UDP Multicast is used internally by the Microsoft Windows operating system (OS) to communicate back & forth with other instances of the OS on your network. So, whether it’s available is never in doubt. However, communications may be blocked in ECLIPSE by Windows itself (e.g. Windows Firewall), other software (e.g. Norton AV), or your router. In virtually all instances, troubleshooting should be a minor issue that’s quickly resolved by a knowledgeable technician.
- ECLIPSENet32 — which resides on the same local computer as your sentinel or license file — broadcasts a test message every 15 seconds. If you attempt to turn RTDF on in the ECLIPSE configuration, and no message has been detected, you will be so informed and ECLIPSE will disallow the change until the issue has been resolved (i.e. the message can be detected). Note that this will occur at all workstations that don’t detect the ECLIPSENet32 message.
- The first time you launch ECLIPSE on any machine, it’s highly likely that Windows Firewall will display a popup dialog prompting you to allow or disallow messages from ECLIPSE. If you disallow these messages on any PC, the chat won’t work on that computer. Once Windows Firewall saves a rule for ECLIPSE, the message shouldn’t re-appear. However, if the chat still doesn’t work on your network, you may have to manually delete the ECLIPSE rule. If you use alternative software such as Windows Terminal Services, this feature may not work at all.
- ECLIPSE broadcasts UDP datagrams on port 333 via a Multicast group at address 22.214.171.124 to the entire network. If messages appear to be intermittent or non-existent when ECLIPSE is otherwise idle, the problem resides within your network. Check your firewall and routers. Multicast groups can be checked at a command prompt: netsh interface ip show joins

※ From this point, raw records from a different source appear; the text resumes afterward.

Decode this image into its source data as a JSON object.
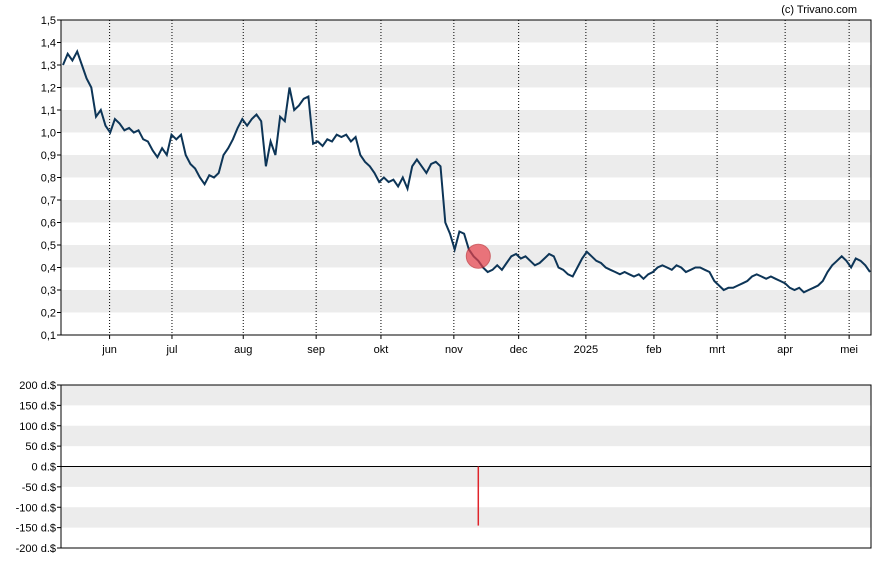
{
  "copyright": "(c) Trivano.com",
  "colors": {
    "price_line": "#0d3557",
    "band": "#ececec",
    "marker": "#e8414a",
    "bar": "#e0242b"
  },
  "chart_data": [
    {
      "type": "line",
      "ylim": [
        0.1,
        1.5
      ],
      "yticks": [
        "0,1",
        "0,2",
        "0,3",
        "0,4",
        "0,5",
        "0,6",
        "0,7",
        "0,8",
        "0,9",
        "1,0",
        "1,1",
        "1,2",
        "1,3",
        "1,4",
        "1,5"
      ],
      "xticks": [
        "jun",
        "jul",
        "aug",
        "sep",
        "okt",
        "nov",
        "dec",
        "2025",
        "feb",
        "mrt",
        "apr",
        "mei"
      ],
      "grid": true,
      "series": [
        {
          "values": [
            1.3,
            1.35,
            1.32,
            1.36,
            1.3,
            1.24,
            1.2,
            1.07,
            1.1,
            1.03,
            1.0,
            1.06,
            1.04,
            1.01,
            1.02,
            1.0,
            1.01,
            0.97,
            0.96,
            0.92,
            0.89,
            0.93,
            0.9,
            0.99,
            0.97,
            0.99,
            0.9,
            0.86,
            0.84,
            0.8,
            0.77,
            0.81,
            0.8,
            0.82,
            0.9,
            0.93,
            0.97,
            1.02,
            1.06,
            1.03,
            1.06,
            1.08,
            1.05,
            0.85,
            0.96,
            0.9,
            1.07,
            1.05,
            1.2,
            1.1,
            1.12,
            1.15,
            1.16,
            0.95,
            0.96,
            0.94,
            0.97,
            0.96,
            0.99,
            0.98,
            0.99,
            0.96,
            0.98,
            0.9,
            0.87,
            0.85,
            0.82,
            0.78,
            0.8,
            0.78,
            0.79,
            0.76,
            0.8,
            0.75,
            0.85,
            0.88,
            0.85,
            0.82,
            0.86,
            0.87,
            0.85,
            0.6,
            0.55,
            0.48,
            0.56,
            0.55,
            0.48,
            0.45,
            0.43,
            0.4,
            0.38,
            0.39,
            0.41,
            0.39,
            0.42,
            0.45,
            0.46,
            0.44,
            0.45,
            0.43,
            0.41,
            0.42,
            0.44,
            0.46,
            0.45,
            0.4,
            0.39,
            0.37,
            0.36,
            0.4,
            0.44,
            0.47,
            0.45,
            0.43,
            0.42,
            0.4,
            0.39,
            0.38,
            0.37,
            0.38,
            0.37,
            0.36,
            0.37,
            0.35,
            0.37,
            0.38,
            0.4,
            0.41,
            0.4,
            0.39,
            0.41,
            0.4,
            0.38,
            0.39,
            0.4,
            0.4,
            0.39,
            0.38,
            0.34,
            0.32,
            0.3,
            0.31,
            0.31,
            0.32,
            0.33,
            0.34,
            0.36,
            0.37,
            0.36,
            0.35,
            0.36,
            0.35,
            0.34,
            0.33,
            0.31,
            0.3,
            0.31,
            0.29,
            0.3,
            0.31,
            0.32,
            0.34,
            0.38,
            0.41,
            0.43,
            0.45,
            0.43,
            0.4,
            0.44,
            0.43,
            0.41,
            0.38
          ]
        }
      ],
      "marker": {
        "index": 88,
        "value": 0.45
      }
    },
    {
      "type": "bar",
      "ylim": [
        -200,
        200
      ],
      "yticks": [
        "-200 d.$",
        "-150 d.$",
        "-100 d.$",
        "-50 d.$",
        "0 d.$",
        "50 d.$",
        "100 d.$",
        "150 d.$",
        "200 d.$"
      ],
      "grid": true,
      "bars": [
        {
          "index": 88,
          "value": -145
        }
      ]
    }
  ]
}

- Some switches & routers always block UDP and must be replaced. HELP Desk personnel for most router/switch manufacturers are unlikely to know whether their product firmware blocks UDP. The best thing to do when nothing else works is to substitute commercial routers or switches from several manufacturers to potentially eliminate the problem. For skeptics: independent online ECLIPSE reviews from users attest to this specific issue. Here’s an excerpt from one:

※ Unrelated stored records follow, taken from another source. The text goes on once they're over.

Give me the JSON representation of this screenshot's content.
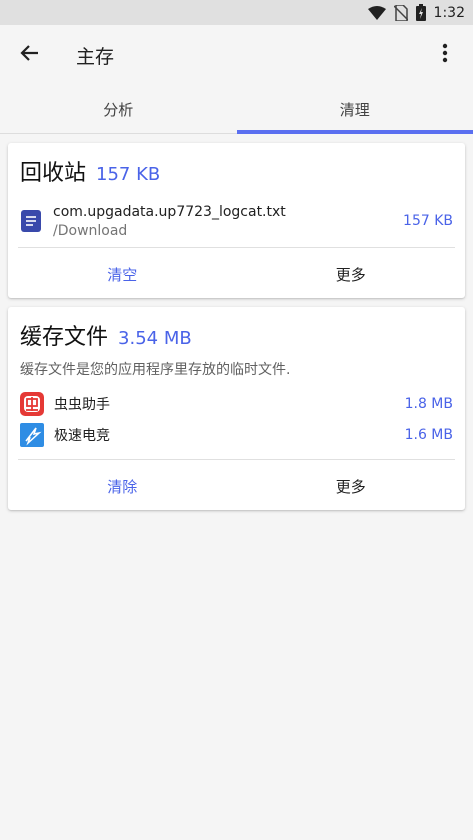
{
  "status_bar": {
    "time": "1:32",
    "icons": [
      "wifi-icon",
      "no-sim-icon",
      "battery-charging-icon"
    ]
  },
  "app_bar": {
    "title": "主存",
    "back_icon": "arrow-back-icon",
    "more_icon": "more-vert-icon"
  },
  "tabs": [
    {
      "label": "分析",
      "active": false
    },
    {
      "label": "清理",
      "active": true
    }
  ],
  "colors": {
    "accent": "#5a6ff0",
    "size_text": "#4a63e8",
    "file_icon": "#3949ab",
    "app1_icon": "#e53935",
    "app2_icon": "#2f8de4"
  },
  "recycle_bin": {
    "title": "回收站",
    "size": "157 KB",
    "file": {
      "name": "com.upgadata.up7723_logcat.txt",
      "path": "/Download",
      "size": "157 KB"
    },
    "actions": {
      "primary": "清空",
      "secondary": "更多"
    }
  },
  "cache": {
    "title": "缓存文件",
    "size": "3.54 MB",
    "description": "缓存文件是您的应用程序里存放的临时文件.",
    "apps": [
      {
        "name": "虫虫助手",
        "size": "1.8 MB",
        "icon": "chongchong-app-icon"
      },
      {
        "name": "极速电竞",
        "size": "1.6 MB",
        "icon": "jisu-esports-app-icon"
      }
    ],
    "actions": {
      "primary": "清除",
      "secondary": "更多"
    }
  }
}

“I saw a review on here where a doctor said the chat feature and kiosk feature didn’t work over the wireless. I had some similar problems that I contacted the vendor about, and they assured me the problem was in my hardware. Thinking myself quite computer literate, I didn’t really think that was correct, but I listened. I then called my router company and was on the phone with hardware tech support for many hours, and they assured me that there was nothing wrong with my router. I came back and told the vendor that, and he came back and assured me that there was a problem somewhere in my router; it just hadn’t been found. I actually started to get a little irritated, but I tried to listen further to what he had to say. I then decided to try a little test, and I brought the router from my house and hooked it up at my office. The kiosk and chat feature worked fine on the router I replaced it with! After that, I bought a brand new router for my office and hooked it up, and everything worked fine. We’re not actually using the kiosk yet, except in limited application, but I now know it works, and I know the problem was within our router, even though the router technical support company could not find any problems. These things happen, and I’m glad the vendor was relatively patient with me when I kept saying the problem was with their program rather than my own network. That was a little embarrassing.”